Svetlana Gerasimenko and Klym Churyumov at the Goloseev Observatory

In 1972, Klim Churyumov defended his thesis on the results of observations of comets that appeared in the previous decade. At this time he was actively involved in the issuing of a unique paper in the USSR — Comet Circular. It contained information about the latest discoveries of “tailed stars”, current estimates of brightness, announcements of scientific articles on comet topics. This journal lasted until almost the end of the twentieth century and was an invaluable source of information for Soviet scholars who had limited access to foreign periodicals at those times.

The years from 1982 to 1987 were marked by Halley’s Comet, which once again returned to the Sun. No wonder that Klim Ivanovich took an active part in its observations, as well as in the coordination of international research within the International Halley Watch projects and corresponding Soviet programs. But he does not stop his own efforts to discover the “tailed stars”. They culminated in the discovery in May 1986 of the long-period comet Churyumov-Solodovnikov.

The image, on which Churyumov-Solodovnikov comet was discovered (bottom right)

In 1988, the scientist studied the astrometry of the Mars’ satellites Phobos and Deimos as a part of the Soviet space project “Phobos” (which, unfortunately, failed). In 1991, he participated in the first congress on asteroid impact avoidance in the United States. After Ukraine gained independence, opportunities for scientific contacts and travel have significantly expanded, Klim Ivanovich regularly participates in the General Assemblies of the International Astronomical Union, numerous symposia and conferences.In 1998, Klim Ivanovich Churyumov was appointed professor at the University of Kyiv. He conducts active scientific and educational activities, under his leadership 11 Doctor theses were written and defended. And in 2002 the European Space Agency made a decision to send Rosetta spacecraft to the Churyumov-Gerasimenko comet. For the second time in history, an automatic probe went to the celestial body during the lifetime of its discoverers.

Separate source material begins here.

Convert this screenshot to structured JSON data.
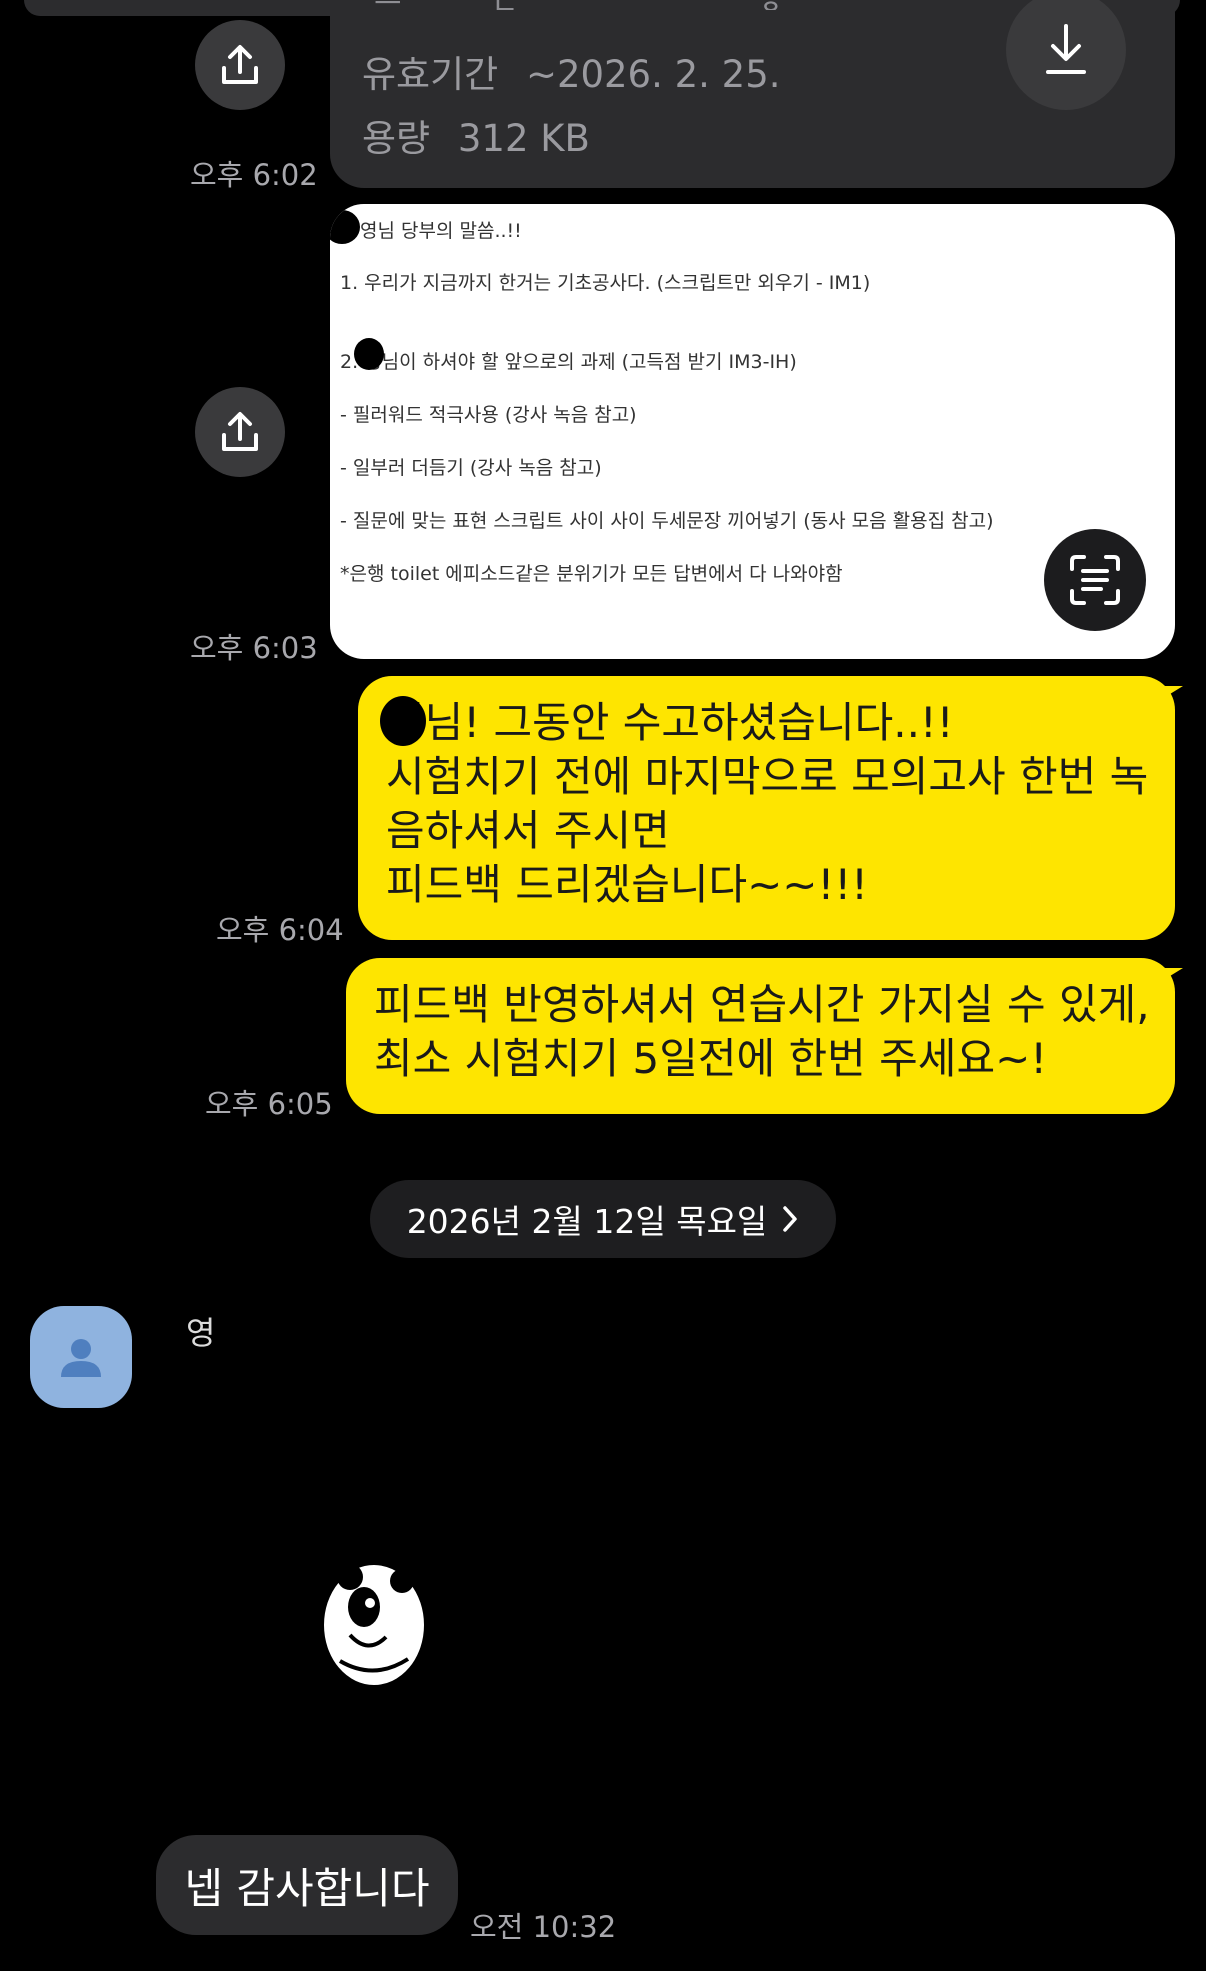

Klim Churyumov at a conference at the European Space Agency next to the model of the nucleus of the Churyumov-Gerasimenko comet.

These achievements alone would be enough to save the scientist’s name forever in human history. But, in addition to them, he made a huge contribution to astronomy — he wrote more than 800 scientific articles, authored and co-authored almost 40 books, reference books and manuals. He inspired and supported amateur astronomers in many ways, providing them a “ticket to science”. Churyumov’s contribution to the popularization of science includes hundreds of articles in the world press, in which he not only talked about comets and the Rosetta mission, but also reflected on the fate of mankind, asteroid threat and other global problems. From 2002 until his death, he also worked in the astronomical magazine “Nashe Nebo” (“Our Sky”).

Memorial plaque on the building of the Kyiv Planetarium

Apparently, in a sense, it is symbolic that the scientist’s life came to an end two weeks after the spacecraft that studied the Churyumov-Gerasimenko comet fell on its nucleus and lost contact with the ground control center forever. They both honorably fulfilled and even exceeded their mission.